Assignment:
From the records, pick out and copy each line containing "AntSoft".

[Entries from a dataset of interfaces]

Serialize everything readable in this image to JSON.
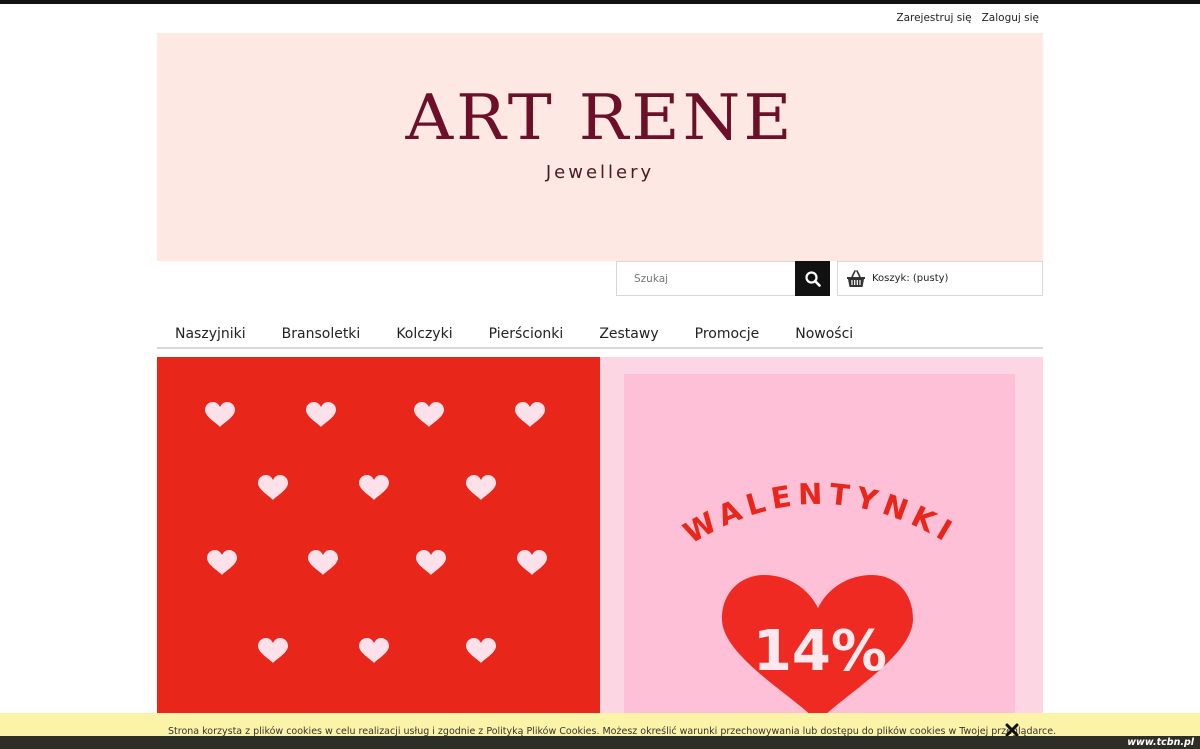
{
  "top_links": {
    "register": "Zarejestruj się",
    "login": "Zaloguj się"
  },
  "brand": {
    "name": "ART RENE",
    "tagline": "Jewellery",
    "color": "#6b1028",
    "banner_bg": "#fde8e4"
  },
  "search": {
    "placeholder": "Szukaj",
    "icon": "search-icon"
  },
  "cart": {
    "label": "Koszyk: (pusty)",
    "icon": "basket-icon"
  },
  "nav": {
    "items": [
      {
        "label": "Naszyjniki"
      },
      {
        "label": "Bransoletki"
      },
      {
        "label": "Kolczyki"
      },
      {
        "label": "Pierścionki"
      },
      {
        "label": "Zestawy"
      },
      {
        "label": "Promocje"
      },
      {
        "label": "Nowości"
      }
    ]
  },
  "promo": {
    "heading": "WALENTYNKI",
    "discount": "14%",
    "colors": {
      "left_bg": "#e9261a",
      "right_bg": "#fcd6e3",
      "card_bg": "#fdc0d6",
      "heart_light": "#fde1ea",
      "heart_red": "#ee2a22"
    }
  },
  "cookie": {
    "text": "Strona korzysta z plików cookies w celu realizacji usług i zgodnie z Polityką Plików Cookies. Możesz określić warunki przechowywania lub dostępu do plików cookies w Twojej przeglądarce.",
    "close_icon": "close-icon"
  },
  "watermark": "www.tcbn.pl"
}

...

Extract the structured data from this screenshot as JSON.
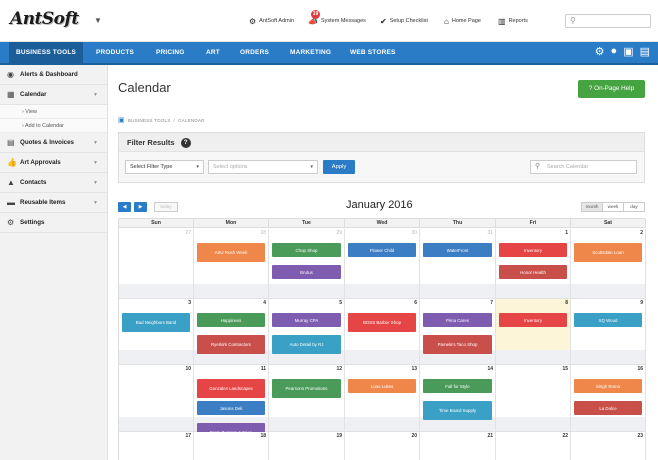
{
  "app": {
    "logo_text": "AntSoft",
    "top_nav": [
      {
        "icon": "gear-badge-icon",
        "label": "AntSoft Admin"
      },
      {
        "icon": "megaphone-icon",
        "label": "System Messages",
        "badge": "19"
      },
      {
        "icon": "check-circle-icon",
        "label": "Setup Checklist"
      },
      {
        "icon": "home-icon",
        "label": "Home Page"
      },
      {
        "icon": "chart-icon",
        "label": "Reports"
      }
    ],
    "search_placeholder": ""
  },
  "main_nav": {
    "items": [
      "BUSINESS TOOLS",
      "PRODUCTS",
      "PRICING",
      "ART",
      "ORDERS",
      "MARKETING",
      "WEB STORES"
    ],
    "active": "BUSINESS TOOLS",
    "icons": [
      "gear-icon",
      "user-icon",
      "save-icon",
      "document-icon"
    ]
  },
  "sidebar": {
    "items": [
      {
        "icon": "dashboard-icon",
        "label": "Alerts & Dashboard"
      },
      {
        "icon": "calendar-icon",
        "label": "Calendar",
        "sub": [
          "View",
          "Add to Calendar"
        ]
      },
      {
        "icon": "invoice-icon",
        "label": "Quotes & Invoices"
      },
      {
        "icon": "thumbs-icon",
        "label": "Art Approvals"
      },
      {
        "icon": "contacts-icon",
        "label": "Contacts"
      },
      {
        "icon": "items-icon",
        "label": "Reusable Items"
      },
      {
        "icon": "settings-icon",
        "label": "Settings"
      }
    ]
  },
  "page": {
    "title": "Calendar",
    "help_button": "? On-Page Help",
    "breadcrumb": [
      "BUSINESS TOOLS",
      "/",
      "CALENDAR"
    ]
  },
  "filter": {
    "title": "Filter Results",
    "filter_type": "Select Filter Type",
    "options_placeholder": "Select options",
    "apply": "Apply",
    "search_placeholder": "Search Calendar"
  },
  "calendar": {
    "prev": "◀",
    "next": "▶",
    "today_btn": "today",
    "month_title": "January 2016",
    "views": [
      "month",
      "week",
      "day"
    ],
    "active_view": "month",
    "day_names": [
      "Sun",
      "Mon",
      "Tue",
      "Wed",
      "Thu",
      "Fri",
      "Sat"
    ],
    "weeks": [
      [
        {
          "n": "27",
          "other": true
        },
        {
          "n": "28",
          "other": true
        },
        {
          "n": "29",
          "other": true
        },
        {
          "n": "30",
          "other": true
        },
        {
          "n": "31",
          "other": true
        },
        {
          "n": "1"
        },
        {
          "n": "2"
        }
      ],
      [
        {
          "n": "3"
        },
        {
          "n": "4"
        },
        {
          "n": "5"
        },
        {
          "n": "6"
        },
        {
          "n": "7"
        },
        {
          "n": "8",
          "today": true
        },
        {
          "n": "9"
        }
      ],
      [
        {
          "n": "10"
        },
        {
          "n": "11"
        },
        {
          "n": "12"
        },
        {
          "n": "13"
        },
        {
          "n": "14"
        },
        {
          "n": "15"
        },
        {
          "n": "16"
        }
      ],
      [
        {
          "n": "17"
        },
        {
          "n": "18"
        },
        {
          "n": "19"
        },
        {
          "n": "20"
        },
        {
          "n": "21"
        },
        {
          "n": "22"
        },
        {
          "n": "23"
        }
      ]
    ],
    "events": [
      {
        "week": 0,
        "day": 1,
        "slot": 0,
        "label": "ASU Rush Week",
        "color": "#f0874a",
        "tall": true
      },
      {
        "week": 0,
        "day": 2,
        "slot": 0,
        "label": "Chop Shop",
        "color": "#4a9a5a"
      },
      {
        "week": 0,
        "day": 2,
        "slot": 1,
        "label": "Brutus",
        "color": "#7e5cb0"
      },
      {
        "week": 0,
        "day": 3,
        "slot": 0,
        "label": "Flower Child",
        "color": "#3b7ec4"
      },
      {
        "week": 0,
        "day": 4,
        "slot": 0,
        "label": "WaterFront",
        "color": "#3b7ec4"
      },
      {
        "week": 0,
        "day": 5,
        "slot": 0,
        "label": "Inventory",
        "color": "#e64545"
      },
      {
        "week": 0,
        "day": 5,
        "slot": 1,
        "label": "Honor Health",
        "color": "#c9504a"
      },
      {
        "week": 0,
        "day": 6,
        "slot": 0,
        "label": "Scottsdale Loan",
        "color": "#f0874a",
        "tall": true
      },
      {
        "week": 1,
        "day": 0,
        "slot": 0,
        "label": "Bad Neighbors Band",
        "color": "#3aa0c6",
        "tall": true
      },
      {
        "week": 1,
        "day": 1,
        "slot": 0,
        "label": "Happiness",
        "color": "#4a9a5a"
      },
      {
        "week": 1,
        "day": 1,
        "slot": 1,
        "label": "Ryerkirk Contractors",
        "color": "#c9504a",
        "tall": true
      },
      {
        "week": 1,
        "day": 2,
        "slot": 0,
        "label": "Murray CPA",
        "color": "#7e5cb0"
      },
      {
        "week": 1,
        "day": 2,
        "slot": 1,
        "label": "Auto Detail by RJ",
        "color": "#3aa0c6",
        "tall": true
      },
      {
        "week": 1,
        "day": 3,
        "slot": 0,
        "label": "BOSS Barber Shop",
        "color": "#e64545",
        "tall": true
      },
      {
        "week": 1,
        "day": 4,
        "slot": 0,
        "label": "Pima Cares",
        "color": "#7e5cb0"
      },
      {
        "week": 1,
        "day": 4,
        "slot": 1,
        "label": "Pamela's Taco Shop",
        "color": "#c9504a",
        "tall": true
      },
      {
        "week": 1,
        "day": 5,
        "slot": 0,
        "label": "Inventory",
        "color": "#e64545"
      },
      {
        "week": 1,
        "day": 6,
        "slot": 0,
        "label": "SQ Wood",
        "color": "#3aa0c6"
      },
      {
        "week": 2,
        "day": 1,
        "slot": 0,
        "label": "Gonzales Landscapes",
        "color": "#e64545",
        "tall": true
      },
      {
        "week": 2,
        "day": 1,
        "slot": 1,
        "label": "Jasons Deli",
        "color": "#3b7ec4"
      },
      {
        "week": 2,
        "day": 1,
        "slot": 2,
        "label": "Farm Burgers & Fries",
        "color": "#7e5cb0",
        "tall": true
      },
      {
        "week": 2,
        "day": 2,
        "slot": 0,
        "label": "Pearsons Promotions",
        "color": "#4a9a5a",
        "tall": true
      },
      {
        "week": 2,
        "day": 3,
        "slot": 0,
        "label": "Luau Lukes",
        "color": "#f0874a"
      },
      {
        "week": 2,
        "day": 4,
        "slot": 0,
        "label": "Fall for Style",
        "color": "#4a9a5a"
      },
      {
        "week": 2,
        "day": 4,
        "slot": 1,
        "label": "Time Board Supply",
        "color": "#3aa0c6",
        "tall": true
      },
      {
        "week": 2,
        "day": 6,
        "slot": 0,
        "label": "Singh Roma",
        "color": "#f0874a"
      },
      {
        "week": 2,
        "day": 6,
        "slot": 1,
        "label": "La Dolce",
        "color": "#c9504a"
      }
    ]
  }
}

Answer area:
    "logo_text": "AntSoft",
        "label": "AntSoft Admin"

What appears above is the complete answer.